What this task involves –
In the listing that follows, count the lines that include "тебе", and answer with the total alone.

- Opening Delimiter -

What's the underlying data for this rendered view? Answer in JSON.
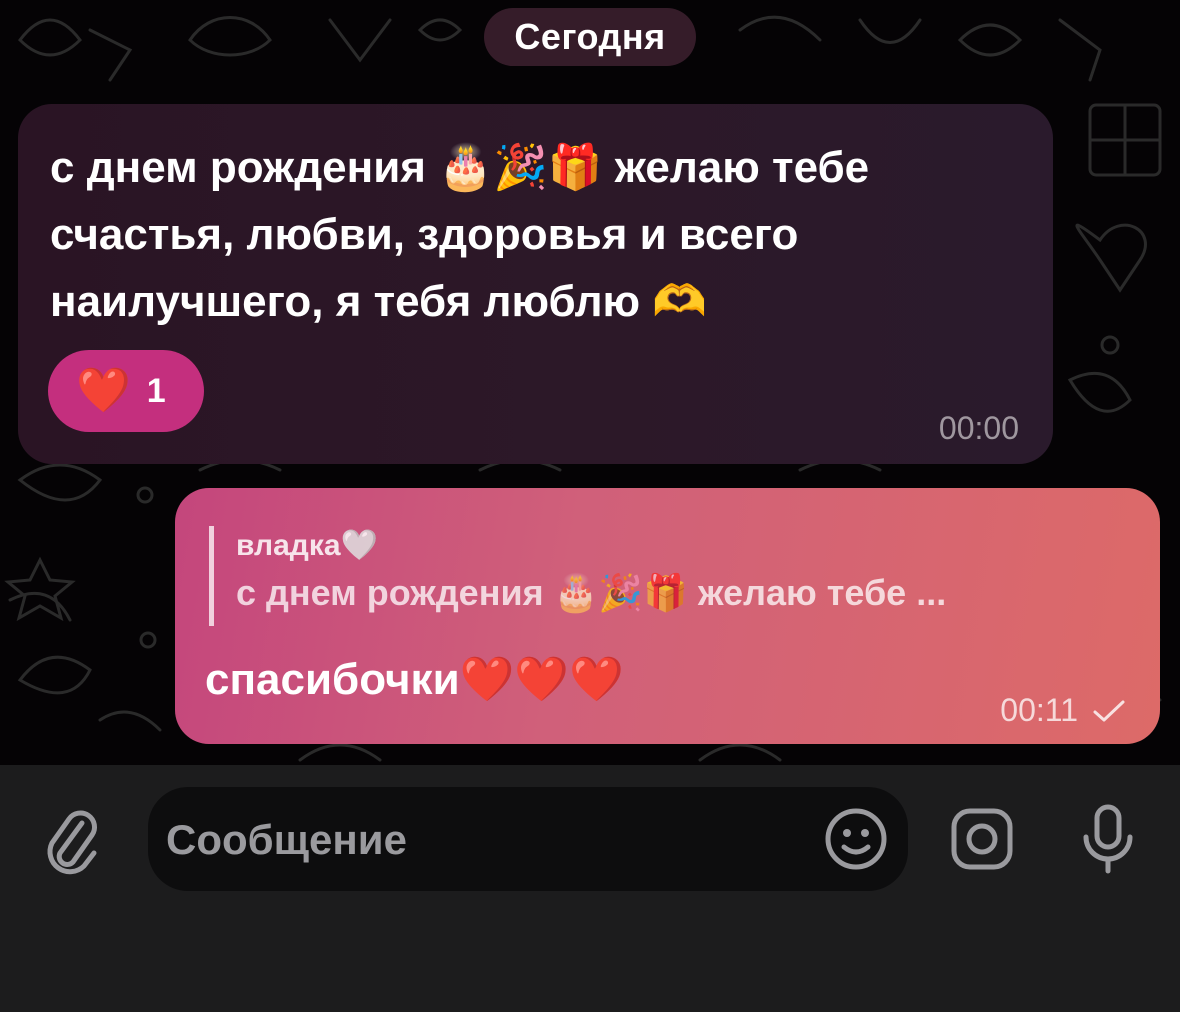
{
  "chat": {
    "date_label": "Сегодня",
    "incoming": {
      "text": "с днем рождения 🎂🎉🎁 желаю тебе\nсчастья, любви, здоровья и всего\nнаилучшего, я тебя люблю 🫶",
      "reaction": {
        "emoji": "❤️",
        "count": "1"
      },
      "time": "00:00"
    },
    "outgoing": {
      "reply_author": "владка🤍",
      "reply_text": "с днем рождения 🎂🎉🎁 желаю тебе ...",
      "text": "спасибочки❤️❤️❤️",
      "time": "00:11",
      "status_icon": "check-icon"
    }
  },
  "composer": {
    "placeholder": "Сообщение",
    "icons": [
      "paperclip-icon",
      "sticker-icon",
      "camera-icon",
      "microphone-icon"
    ]
  },
  "colors": {
    "reaction_bg": "#c42f7e",
    "outgoing_gradient_start": "#c4467c",
    "outgoing_gradient_end": "#dd6a68",
    "incoming_bg": "#2c1828"
  }
}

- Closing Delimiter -

Task solution –
2